» **AIM OF THE EXERCISE**:
Count every line in the following entries that holds the word "Open". Only the number should be given.
<<<<
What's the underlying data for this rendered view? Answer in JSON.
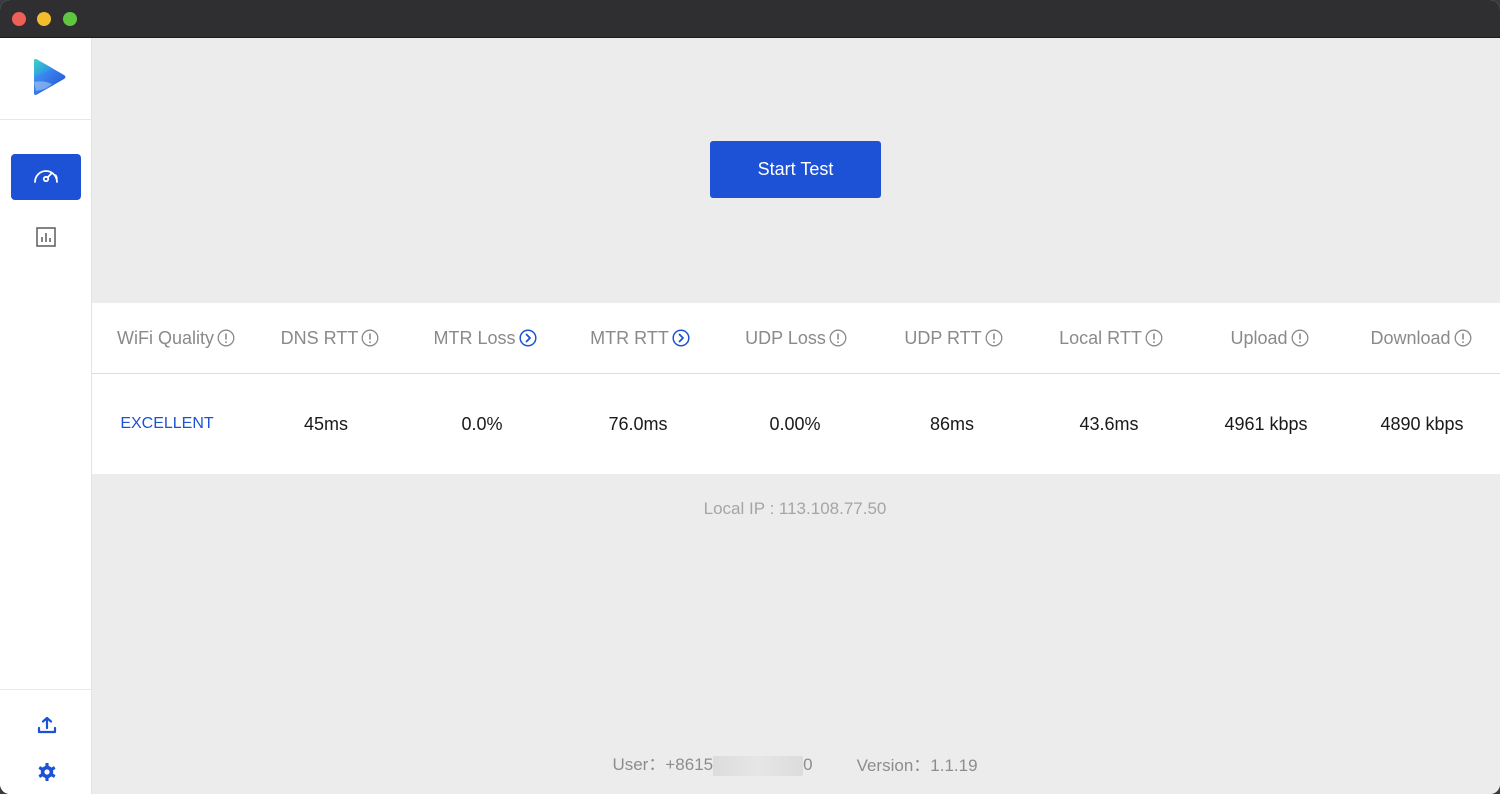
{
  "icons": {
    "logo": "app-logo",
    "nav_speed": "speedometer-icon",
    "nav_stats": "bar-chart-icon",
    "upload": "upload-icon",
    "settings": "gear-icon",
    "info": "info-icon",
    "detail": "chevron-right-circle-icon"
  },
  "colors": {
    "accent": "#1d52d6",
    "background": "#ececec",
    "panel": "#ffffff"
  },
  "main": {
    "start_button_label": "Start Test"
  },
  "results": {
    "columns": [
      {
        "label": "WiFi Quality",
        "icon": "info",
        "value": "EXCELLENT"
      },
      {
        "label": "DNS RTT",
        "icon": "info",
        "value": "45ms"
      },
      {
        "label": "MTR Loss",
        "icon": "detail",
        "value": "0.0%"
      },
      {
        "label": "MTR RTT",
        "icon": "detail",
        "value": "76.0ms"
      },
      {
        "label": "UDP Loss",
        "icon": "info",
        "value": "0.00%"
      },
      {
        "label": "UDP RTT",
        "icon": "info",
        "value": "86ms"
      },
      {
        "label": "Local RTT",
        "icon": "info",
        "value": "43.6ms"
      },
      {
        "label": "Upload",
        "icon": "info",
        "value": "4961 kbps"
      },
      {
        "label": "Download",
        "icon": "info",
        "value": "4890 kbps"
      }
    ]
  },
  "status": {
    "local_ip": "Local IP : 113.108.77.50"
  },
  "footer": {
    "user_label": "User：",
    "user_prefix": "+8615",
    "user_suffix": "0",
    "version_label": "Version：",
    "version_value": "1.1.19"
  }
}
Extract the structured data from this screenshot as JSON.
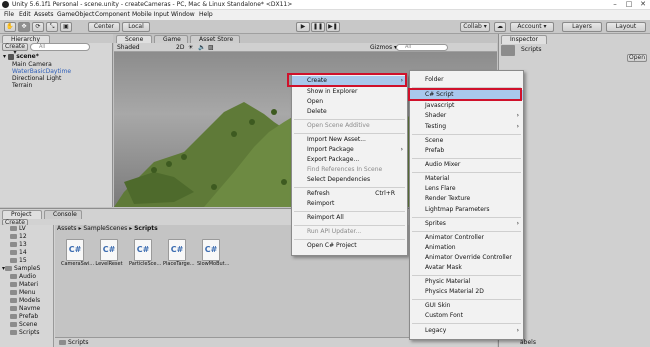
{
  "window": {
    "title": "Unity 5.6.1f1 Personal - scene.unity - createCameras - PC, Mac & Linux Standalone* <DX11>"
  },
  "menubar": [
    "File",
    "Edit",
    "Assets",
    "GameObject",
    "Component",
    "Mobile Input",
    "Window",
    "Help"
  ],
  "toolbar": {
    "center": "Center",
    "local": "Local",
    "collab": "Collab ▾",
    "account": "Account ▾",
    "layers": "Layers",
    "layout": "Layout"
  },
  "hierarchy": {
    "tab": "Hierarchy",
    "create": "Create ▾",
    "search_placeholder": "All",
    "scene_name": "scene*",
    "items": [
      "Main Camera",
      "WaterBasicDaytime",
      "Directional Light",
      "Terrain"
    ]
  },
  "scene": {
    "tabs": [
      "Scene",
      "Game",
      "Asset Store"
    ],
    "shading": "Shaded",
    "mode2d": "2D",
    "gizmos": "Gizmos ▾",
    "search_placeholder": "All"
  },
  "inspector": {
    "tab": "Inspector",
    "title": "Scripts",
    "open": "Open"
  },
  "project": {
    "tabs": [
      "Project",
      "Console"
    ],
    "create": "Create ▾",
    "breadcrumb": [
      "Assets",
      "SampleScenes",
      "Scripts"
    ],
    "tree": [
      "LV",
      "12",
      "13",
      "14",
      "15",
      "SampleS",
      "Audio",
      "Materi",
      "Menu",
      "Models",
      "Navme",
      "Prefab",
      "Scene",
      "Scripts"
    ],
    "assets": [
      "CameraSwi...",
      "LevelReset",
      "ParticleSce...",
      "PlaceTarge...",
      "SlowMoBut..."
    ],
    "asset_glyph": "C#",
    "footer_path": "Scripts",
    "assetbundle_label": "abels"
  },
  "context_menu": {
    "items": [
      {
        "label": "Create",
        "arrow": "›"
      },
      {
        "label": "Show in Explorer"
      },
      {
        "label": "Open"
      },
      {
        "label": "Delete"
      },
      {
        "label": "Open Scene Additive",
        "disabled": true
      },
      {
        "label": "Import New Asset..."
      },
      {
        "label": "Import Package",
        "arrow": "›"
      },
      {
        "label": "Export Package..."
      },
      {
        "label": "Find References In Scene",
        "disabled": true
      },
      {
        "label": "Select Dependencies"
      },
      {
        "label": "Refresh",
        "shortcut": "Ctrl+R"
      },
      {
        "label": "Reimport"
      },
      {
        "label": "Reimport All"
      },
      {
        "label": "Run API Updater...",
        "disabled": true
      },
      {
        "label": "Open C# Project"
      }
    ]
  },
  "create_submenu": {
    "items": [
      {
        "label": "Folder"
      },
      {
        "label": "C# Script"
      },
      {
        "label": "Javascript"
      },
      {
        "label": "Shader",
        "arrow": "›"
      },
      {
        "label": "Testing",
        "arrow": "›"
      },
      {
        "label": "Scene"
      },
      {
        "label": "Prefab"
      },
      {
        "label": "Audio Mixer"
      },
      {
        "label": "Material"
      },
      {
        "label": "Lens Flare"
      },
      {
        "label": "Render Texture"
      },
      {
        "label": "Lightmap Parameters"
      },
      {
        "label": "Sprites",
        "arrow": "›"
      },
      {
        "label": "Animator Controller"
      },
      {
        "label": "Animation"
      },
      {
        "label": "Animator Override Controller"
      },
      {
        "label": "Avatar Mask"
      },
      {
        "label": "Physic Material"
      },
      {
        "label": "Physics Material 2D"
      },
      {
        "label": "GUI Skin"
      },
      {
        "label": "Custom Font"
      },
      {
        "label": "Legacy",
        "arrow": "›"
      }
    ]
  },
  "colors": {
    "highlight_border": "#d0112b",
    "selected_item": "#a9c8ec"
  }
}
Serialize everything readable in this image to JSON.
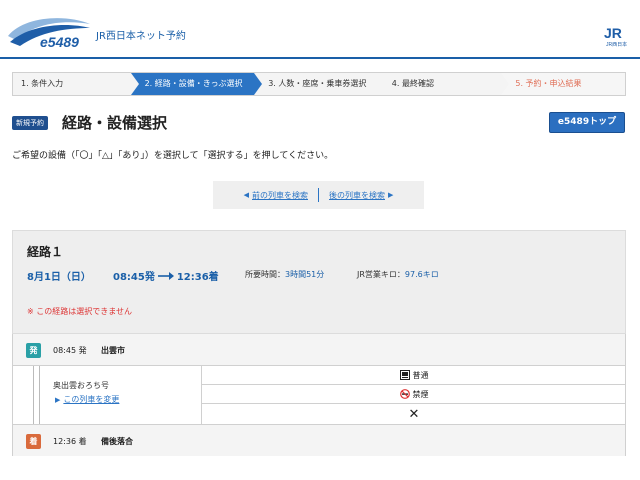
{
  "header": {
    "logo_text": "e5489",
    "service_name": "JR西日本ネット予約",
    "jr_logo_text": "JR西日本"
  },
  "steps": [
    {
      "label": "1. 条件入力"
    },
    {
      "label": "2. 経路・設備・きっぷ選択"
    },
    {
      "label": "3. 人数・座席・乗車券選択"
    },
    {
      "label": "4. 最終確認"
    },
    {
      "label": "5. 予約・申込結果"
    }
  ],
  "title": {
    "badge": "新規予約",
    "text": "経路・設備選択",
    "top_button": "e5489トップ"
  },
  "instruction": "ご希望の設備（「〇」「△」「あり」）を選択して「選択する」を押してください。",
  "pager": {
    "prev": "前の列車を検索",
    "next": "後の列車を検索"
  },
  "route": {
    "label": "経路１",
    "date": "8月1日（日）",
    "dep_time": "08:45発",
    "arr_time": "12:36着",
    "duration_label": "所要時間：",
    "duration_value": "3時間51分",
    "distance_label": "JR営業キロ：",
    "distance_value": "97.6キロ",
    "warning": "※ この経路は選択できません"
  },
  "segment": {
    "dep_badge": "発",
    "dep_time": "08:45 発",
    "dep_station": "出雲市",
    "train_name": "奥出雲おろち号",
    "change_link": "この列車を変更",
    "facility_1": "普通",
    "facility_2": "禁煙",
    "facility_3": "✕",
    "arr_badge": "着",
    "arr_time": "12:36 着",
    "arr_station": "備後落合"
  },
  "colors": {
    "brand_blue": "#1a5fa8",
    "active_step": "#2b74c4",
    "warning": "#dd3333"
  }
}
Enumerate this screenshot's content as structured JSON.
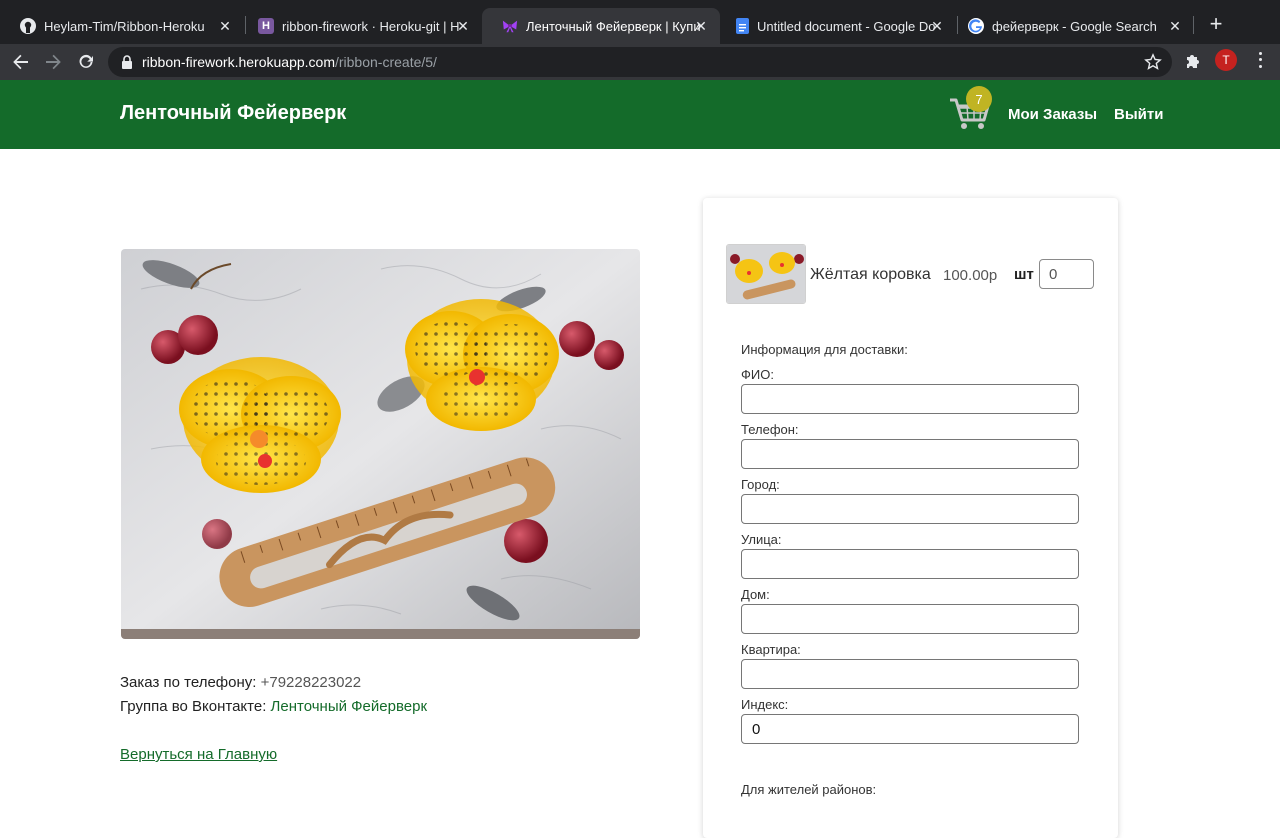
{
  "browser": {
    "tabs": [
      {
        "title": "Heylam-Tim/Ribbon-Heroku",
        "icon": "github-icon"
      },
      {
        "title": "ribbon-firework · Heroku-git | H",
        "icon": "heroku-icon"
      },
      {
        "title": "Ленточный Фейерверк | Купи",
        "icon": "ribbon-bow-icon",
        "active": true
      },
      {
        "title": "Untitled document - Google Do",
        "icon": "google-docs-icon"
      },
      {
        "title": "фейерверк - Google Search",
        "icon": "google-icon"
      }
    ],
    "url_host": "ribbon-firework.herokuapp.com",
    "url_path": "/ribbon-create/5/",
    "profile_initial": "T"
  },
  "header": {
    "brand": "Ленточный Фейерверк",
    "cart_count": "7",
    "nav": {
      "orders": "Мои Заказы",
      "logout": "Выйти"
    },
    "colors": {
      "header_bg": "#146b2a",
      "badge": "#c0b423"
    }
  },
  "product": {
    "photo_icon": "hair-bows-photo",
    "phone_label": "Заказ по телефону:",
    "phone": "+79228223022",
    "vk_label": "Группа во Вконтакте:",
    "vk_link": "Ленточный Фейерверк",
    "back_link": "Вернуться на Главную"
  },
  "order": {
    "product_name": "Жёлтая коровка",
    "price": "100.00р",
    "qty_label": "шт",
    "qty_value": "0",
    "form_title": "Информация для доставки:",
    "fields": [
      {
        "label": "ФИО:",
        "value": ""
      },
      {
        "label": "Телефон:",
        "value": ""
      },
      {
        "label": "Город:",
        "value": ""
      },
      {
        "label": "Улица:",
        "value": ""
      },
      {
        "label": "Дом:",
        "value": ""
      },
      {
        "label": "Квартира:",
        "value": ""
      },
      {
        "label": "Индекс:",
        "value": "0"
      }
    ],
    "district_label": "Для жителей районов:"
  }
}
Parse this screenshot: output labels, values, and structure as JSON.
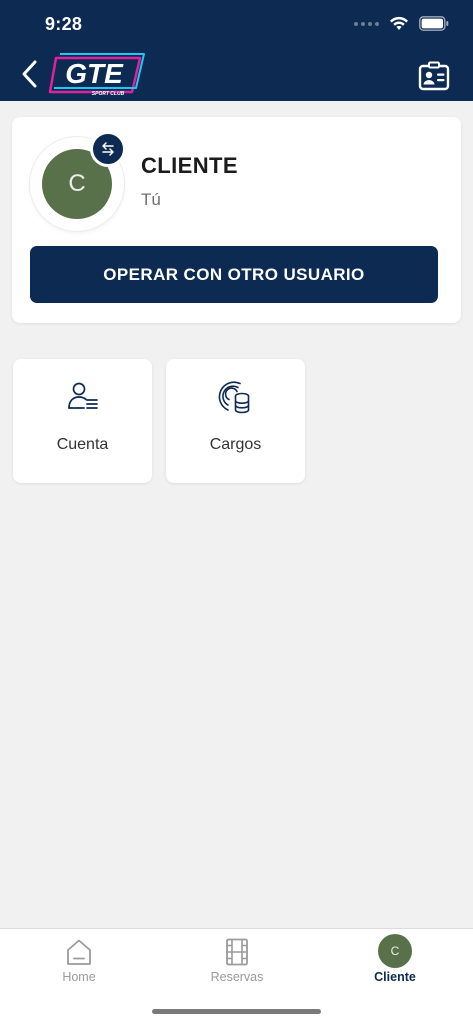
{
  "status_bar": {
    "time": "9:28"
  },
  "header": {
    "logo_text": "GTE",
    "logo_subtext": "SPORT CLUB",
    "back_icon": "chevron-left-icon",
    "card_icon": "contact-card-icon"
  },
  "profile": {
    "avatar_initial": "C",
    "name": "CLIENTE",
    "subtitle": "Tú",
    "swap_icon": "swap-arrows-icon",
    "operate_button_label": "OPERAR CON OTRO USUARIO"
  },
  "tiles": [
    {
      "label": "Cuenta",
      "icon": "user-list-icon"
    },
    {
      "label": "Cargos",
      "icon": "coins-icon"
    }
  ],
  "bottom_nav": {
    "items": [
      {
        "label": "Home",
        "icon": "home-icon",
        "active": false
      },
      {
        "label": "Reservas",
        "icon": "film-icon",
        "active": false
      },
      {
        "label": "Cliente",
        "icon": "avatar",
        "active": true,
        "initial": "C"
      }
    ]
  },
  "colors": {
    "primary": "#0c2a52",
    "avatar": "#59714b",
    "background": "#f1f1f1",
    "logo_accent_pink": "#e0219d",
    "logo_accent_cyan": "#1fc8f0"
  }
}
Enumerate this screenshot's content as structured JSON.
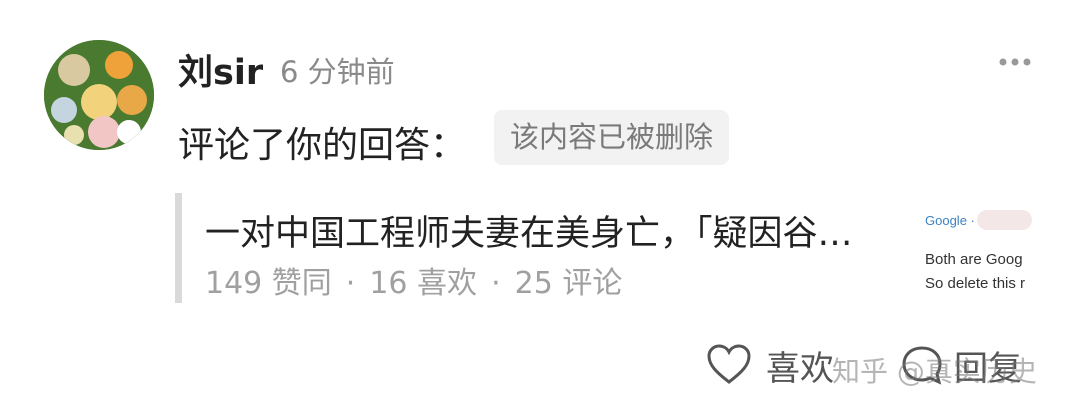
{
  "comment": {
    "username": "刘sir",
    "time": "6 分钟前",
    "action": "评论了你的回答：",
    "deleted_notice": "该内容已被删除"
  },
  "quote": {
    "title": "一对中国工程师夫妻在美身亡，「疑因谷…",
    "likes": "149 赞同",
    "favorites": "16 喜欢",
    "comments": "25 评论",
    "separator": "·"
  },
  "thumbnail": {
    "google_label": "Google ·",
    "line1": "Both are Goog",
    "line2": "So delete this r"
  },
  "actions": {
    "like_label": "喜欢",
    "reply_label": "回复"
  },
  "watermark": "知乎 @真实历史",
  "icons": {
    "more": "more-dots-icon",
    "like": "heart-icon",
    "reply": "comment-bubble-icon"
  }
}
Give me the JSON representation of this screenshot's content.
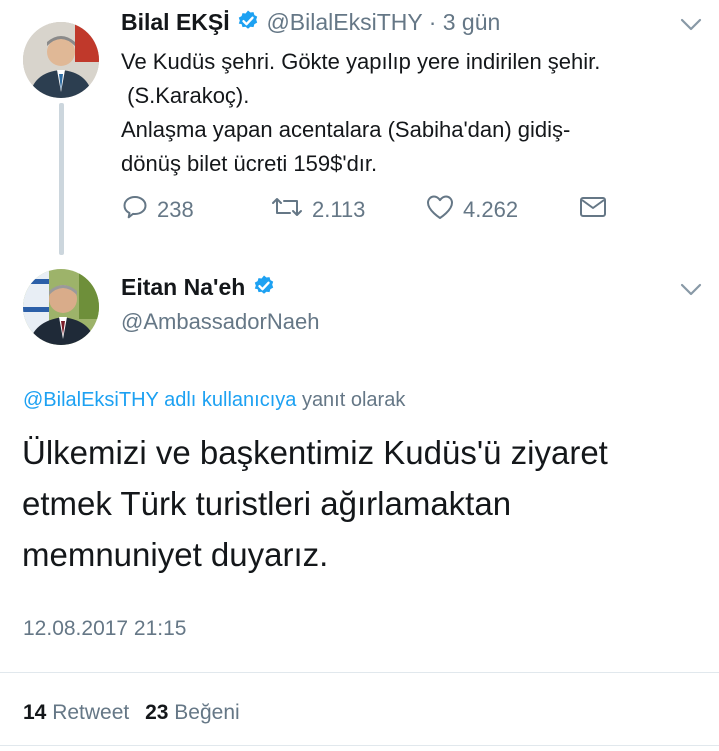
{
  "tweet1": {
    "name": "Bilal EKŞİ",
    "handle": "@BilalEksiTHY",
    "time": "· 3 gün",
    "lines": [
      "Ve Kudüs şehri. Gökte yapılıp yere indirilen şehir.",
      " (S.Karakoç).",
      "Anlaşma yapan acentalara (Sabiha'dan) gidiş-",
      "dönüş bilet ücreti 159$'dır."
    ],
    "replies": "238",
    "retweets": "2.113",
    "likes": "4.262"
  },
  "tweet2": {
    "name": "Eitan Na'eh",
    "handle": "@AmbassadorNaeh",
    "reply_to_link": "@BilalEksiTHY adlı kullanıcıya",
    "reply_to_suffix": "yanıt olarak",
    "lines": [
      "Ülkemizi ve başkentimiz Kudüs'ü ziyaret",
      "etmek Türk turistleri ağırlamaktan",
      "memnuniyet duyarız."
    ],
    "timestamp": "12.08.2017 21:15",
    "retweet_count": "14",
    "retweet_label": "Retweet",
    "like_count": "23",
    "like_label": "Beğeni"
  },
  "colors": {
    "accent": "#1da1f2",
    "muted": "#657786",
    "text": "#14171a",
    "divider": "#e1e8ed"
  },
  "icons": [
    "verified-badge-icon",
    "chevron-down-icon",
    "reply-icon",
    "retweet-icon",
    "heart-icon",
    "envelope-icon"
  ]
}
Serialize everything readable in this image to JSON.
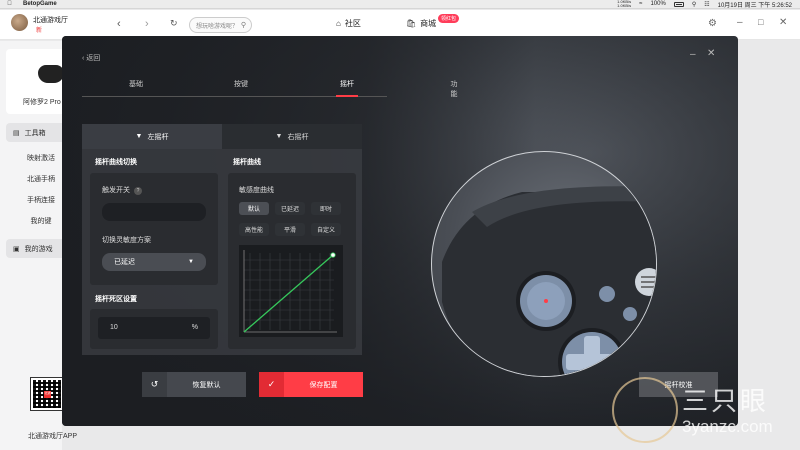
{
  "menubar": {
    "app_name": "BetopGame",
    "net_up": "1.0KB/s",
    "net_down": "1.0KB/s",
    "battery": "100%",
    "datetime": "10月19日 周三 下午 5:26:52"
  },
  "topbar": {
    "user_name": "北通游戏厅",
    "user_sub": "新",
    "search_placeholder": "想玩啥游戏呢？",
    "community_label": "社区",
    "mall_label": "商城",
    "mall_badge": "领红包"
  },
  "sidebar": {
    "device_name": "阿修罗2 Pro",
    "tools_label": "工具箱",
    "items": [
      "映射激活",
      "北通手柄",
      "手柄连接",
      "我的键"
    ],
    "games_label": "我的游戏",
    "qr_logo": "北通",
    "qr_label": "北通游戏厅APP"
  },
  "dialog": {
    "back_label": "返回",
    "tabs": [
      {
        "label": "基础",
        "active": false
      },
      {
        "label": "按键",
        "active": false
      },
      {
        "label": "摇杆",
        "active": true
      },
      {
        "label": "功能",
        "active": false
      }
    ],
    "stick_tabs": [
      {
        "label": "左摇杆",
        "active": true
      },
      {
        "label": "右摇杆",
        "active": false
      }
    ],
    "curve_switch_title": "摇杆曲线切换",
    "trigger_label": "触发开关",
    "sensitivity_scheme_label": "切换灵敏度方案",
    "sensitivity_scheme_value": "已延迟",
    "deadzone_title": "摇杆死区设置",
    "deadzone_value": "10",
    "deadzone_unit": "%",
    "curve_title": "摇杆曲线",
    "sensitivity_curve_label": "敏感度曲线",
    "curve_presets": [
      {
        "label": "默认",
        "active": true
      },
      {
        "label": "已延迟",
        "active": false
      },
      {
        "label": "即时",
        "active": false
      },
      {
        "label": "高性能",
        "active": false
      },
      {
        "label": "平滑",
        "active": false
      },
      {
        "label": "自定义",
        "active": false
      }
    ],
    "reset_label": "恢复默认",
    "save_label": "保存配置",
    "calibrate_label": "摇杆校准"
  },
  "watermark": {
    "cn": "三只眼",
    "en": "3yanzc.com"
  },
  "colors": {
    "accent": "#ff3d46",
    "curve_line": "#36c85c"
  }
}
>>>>
» **SOLUTION FOR THIS PROBLEM**:
4